Marshall Breeding is an independent consultant, speaker, and author. He is the creator and editor of Library Technology Guides and the lib-web-cats online directory of libraries on the Web. His monthly column Systems Librarian appears in Computers in Libraries; he is the Editor for Smart Libraries Newsletter published by the American Library Association, and has authored the annual Automation Marketplace feature published by Library Journal since 2002. He has authored nine issues of ALA’s Library Technology Reports, and has written many other articles and book chapters. Marshall has edited or authored seven books, including Cloud Computing for Libraries published by in 2012 by Neal-Schuman, now part of ALA TechSource. He regularly teaches workshops and gives presentations at library conferences on a wide range of topics.
He has been an invited speaker for many library conferences and workshops throughout the United States and internationally. He has spoken in throughout the United States and in Korea, Taiwan, Thailand, China, Singapore, India, Australia, New Zealand, Iceland, the Czech Republic, Slovenia, Israel, Austria, Germany, The Netherlands, Norway, Denmark, Sweden, Spain, Ireland, the United Kingdom, Israel, Colombia, Chile, Mexico, and Argentina. Marshall Breeding held a variety of positions for the Vanderbilt University Libraries in Nashville, TN from 1985 through May 2012, including as Director for Innovative Technologies and Research as the Executive Director the Vanderbilt Television News Archive.
A New Generation of Technologies for Libraries and Information Centers:
Libraries and information centers in almost all sectors and geographic regions have experienced a fundamental shift where large proportions of electronic resources and digital materials complement, or even dominate, their print collections. This shift demands a response in the technical infrastructure for libraries so that they can effectively manage and provide access to these multi-faceted collections.
Breeding will describe the major changes in the realm of library automation, including the advent of a new generation of library services platforms which take a significant departure from the integrated library systems that previously dominated. A new generation of Web-scale index-based discovery services likewise provide powerful ways for library users to work with these complex and large-scale collections.
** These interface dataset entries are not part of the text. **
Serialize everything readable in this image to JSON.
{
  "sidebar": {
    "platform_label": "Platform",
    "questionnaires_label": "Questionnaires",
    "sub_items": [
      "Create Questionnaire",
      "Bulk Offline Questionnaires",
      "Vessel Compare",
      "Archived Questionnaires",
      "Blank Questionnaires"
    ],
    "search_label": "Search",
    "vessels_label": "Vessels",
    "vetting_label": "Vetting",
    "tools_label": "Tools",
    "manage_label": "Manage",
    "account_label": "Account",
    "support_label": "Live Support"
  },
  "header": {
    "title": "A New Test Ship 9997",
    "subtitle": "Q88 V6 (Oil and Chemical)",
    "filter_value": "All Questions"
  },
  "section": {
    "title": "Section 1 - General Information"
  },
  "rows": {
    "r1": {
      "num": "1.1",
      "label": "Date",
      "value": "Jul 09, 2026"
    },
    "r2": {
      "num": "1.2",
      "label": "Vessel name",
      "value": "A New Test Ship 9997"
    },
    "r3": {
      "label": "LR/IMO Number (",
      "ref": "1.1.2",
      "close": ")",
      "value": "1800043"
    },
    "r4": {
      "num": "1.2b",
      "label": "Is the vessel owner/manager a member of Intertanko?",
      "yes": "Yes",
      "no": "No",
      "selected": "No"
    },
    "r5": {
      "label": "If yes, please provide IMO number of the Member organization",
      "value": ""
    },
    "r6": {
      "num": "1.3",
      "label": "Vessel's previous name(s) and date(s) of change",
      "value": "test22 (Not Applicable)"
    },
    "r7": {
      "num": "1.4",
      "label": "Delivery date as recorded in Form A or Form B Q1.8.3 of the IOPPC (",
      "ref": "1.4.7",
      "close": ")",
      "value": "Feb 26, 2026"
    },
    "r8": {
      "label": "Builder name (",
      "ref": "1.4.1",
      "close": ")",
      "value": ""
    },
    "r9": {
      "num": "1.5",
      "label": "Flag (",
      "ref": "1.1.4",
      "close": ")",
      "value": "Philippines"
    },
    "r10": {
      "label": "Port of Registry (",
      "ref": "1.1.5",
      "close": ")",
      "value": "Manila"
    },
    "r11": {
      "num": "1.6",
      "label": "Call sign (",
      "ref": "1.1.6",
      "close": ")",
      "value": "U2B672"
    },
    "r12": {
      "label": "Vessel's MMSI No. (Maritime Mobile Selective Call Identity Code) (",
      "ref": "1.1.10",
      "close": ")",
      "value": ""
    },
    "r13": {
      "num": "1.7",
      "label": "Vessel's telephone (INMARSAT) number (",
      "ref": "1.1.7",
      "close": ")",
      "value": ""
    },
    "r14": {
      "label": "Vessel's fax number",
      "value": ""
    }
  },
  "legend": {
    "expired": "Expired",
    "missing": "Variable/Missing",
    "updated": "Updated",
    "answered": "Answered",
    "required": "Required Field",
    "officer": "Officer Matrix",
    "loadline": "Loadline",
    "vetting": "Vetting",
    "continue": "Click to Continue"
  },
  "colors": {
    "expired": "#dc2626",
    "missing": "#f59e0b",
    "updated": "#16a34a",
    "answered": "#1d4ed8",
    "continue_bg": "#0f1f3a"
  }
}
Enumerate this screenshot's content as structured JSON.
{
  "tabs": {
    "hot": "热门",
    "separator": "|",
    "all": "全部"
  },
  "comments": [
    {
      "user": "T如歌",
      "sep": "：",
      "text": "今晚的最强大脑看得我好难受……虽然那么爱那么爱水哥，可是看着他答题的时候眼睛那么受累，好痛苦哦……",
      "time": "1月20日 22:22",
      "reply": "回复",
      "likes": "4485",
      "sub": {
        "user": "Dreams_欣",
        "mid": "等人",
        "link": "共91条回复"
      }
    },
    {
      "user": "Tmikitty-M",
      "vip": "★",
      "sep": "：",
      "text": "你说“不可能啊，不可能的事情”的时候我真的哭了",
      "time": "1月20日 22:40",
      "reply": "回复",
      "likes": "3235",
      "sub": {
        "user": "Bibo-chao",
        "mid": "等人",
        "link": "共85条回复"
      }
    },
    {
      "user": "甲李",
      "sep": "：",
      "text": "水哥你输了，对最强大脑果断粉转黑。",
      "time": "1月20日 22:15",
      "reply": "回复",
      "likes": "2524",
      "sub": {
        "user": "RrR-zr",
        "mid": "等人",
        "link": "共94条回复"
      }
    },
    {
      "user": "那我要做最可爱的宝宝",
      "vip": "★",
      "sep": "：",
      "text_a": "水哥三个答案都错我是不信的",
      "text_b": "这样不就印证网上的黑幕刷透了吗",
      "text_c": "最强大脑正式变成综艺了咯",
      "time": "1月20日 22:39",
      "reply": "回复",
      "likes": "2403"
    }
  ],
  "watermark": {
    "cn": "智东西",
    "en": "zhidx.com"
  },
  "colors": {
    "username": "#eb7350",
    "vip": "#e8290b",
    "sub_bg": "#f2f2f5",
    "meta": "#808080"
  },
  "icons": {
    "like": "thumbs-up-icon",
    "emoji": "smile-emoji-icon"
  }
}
These new genres of library systems take advantage of the scalability possible through cloud computing technologies and the extensibility and interoperability enabled through the services-oriented architecture.